### To do
Pick each line containing the word "icon" out of the data below.
*** Data for processing Section Begins ***
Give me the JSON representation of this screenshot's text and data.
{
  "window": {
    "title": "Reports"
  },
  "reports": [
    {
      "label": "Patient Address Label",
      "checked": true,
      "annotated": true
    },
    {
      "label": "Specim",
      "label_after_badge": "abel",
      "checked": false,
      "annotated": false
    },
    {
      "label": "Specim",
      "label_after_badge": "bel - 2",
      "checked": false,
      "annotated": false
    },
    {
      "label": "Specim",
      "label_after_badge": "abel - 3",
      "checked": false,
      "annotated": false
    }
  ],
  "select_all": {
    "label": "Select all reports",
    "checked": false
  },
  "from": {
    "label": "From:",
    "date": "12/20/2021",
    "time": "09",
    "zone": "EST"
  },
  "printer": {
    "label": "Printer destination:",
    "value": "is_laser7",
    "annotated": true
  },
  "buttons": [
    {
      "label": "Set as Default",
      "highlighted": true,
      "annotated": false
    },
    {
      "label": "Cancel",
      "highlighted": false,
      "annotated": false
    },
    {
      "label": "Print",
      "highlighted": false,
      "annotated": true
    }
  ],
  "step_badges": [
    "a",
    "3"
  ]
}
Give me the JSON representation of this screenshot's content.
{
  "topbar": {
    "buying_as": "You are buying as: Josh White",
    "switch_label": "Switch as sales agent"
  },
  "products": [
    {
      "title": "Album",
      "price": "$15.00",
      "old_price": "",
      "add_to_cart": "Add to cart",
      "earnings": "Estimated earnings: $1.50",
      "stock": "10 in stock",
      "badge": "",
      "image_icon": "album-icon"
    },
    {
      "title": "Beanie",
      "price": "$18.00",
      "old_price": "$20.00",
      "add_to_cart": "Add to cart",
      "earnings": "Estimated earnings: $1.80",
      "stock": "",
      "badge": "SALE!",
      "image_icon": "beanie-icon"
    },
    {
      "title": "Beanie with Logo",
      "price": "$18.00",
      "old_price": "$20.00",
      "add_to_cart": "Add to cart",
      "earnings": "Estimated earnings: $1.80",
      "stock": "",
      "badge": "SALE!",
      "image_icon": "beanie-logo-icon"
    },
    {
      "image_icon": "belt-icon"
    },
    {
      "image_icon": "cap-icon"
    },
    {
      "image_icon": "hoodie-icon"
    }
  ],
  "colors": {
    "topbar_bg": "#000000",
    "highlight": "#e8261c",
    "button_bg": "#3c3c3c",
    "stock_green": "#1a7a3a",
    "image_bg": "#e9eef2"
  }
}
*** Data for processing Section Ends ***
### Result of this exercise
      "image_icon": "album-icon"
      "image_icon": "beanie-icon"
      "image_icon": "beanie-logo-icon"
      "image_icon": "belt-icon"
      "image_icon": "cap-icon"
      "image_icon": "hoodie-icon"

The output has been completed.